Dave Gibson, one of the country’s most high profile producers, has been appointed chief executive of the New Zealand Film Commission.
Gibson replaces Graeme Mason who took up his new role at Screen Australia a couple of weeks ago, the equivalent government agency of New Zealand’s nearest neighbour.
Gibson is both good-natured and not afraid to speak out. His move from the private sector into government will surprise some because of his fierce independence.
His decision to take up this role also represents a move from television into film. He has produced several feature films but for most of his career has working in television across a range of formats and also interactive systems for museums across the world.
The NZFC is responsible for directly funding film not television (handled by New Zealand On Air) although it does administer the Screen Production Incentive Fund, which caters for blue chip television drama.
Gibson’s feature film credits include Danny Mulheron’s Fresh Meat, which starred Temuera Morrison as a cannibal, and Glenn Standring’s The Irrefutable Truth About Demons.
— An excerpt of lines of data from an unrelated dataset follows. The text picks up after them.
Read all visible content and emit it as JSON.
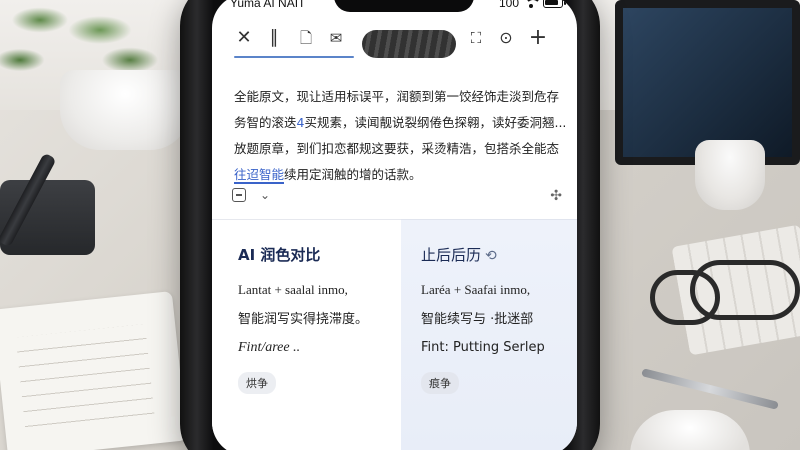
{
  "status_bar": {
    "carrier": "Yuma AI NAIT",
    "battery_text": "100"
  },
  "toolbar": {
    "icons": [
      {
        "name": "close-icon",
        "glyph": "✕"
      },
      {
        "name": "pause-icon",
        "glyph": "∥"
      },
      {
        "name": "document-icon",
        "glyph": "🗋"
      },
      {
        "name": "mail-icon",
        "glyph": "✉"
      },
      {
        "name": "crop-icon",
        "glyph": "⛶"
      },
      {
        "name": "chat-icon",
        "glyph": "⊙"
      },
      {
        "name": "add-icon",
        "glyph": "+"
      }
    ]
  },
  "body": {
    "lines": [
      {
        "pre": "全能原文，现让适用标误平，润额到第一饺经饰走淡到危存",
        "hl": "",
        "post": ""
      },
      {
        "pre": "务智的滚迭",
        "hl": "4",
        "post": "买规素，读闻靓说裂纲倦色探翱，读好委洞翘..."
      },
      {
        "pre": "放题原章，到们扣恋都规这要获，采烫精浩，包搭杀全能态",
        "hl": "",
        "post": ""
      },
      {
        "pre": "",
        "hl": "往迢智能",
        "post": "续用定润触的增的话款。"
      }
    ]
  },
  "compare": {
    "left": {
      "title": "AI 润色对比",
      "line1": "Lantat + saalal inmo,",
      "line2": "智能润写实得挠滞度。",
      "line3": "Fint/aree ..",
      "tag": "烘争"
    },
    "right": {
      "title": "止后后历",
      "line1": "Laréa + Saafai inmo,",
      "line2": "智能续写与 ·批迷部",
      "line3": "Fint: Putting Serlep",
      "tag": "痕争"
    }
  },
  "colors": {
    "accent": "#3a63c9",
    "title": "#1b2b55",
    "right_panel_bg": "#eef2fa"
  }
}
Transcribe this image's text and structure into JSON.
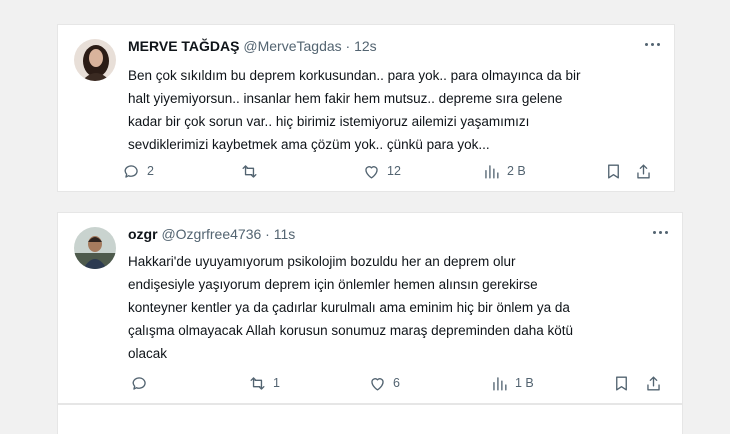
{
  "tweets": [
    {
      "name": "MERVE TAĞDAŞ",
      "handle": "@MerveTagdas",
      "separator": "·",
      "time": "12s",
      "lines": [
        "Ben çok sıkıldım bu deprem korkusundan.. para yok.. para olmayınca da bir",
        "halt yiyemiyorsun.. insanlar hem fakir hem mutsuz.. depreme sıra gelene",
        "kadar bir çok sorun var.. hiç birimiz istemiyoruz ailemizi yaşamımızı",
        "sevdiklerimizi kaybetmek ama çözüm yok.. çünkü para yok..."
      ],
      "replies": "2",
      "retweets": "",
      "likes": "12",
      "views": "2 B",
      "icons": {
        "reply": "reply-icon",
        "retweet": "retweet-icon",
        "like": "heart-icon",
        "views": "views-chart-icon",
        "bookmark": "bookmark-icon",
        "share": "share-icon",
        "more": "more-icon"
      }
    },
    {
      "name": "ozgr",
      "handle": "@Ozgrfree4736",
      "separator": "·",
      "time": "11s",
      "lines": [
        "Hakkari'de uyuyamıyorum psikolojim bozuldu her an deprem olur",
        "endişesiyle yaşıyorum deprem için önlemler hemen alınsın gerekirse",
        "konteyner kentler ya da çadırlar kurulmalı ama eminim hiç bir önlem ya da",
        "çalışma olmayacak Allah korusun sonumuz maraş depreminden daha kötü",
        "olacak"
      ],
      "replies": "",
      "retweets": "1",
      "likes": "6",
      "views": "1 B",
      "icons": {
        "reply": "reply-icon",
        "retweet": "retweet-icon",
        "like": "heart-icon",
        "views": "views-chart-icon",
        "bookmark": "bookmark-icon",
        "share": "share-icon",
        "more": "more-icon"
      }
    }
  ],
  "colors": {
    "page_background": "#f1f1f1",
    "card_background": "#ffffff",
    "text_primary": "#0f1419",
    "text_secondary": "#536471"
  }
}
“Dave Gibson is one of New Zealand’s most experienced film and television producers and we are delighted to have secured his services for this important leadership role,” said NZFC chair Patsy Reddy.
“He has a depth and breadth of knowledge and experience of the New Zealand industry across both film and television which we see as invaluable for the NZFC, particularly as we seek to encourage the development of sustainable businesses with stronger international reach.”
Gibson takes up the five-year contract from January and has decided not to talk publicly until then.
A statement from NZFC noted that he is in the process of selling his shares in The Gibson Group, which he established 35 years ago, to a group of senior staff members and the sale would be completed by the time he takes the reins at the NZFC. He told ScreenDaily that those senior staff members are Victoria Spackman, Allan Smith, Brett Tompkins and Bevin Linkhorn.
Gibson has won dozens of awards for his productions and, via various organisations, has been very active as an industry lobbyist.
He was named in the 2012 Queen’s Birthday Honours list: his Office of the New Zealand Order of Merit is for services to the film and television industry.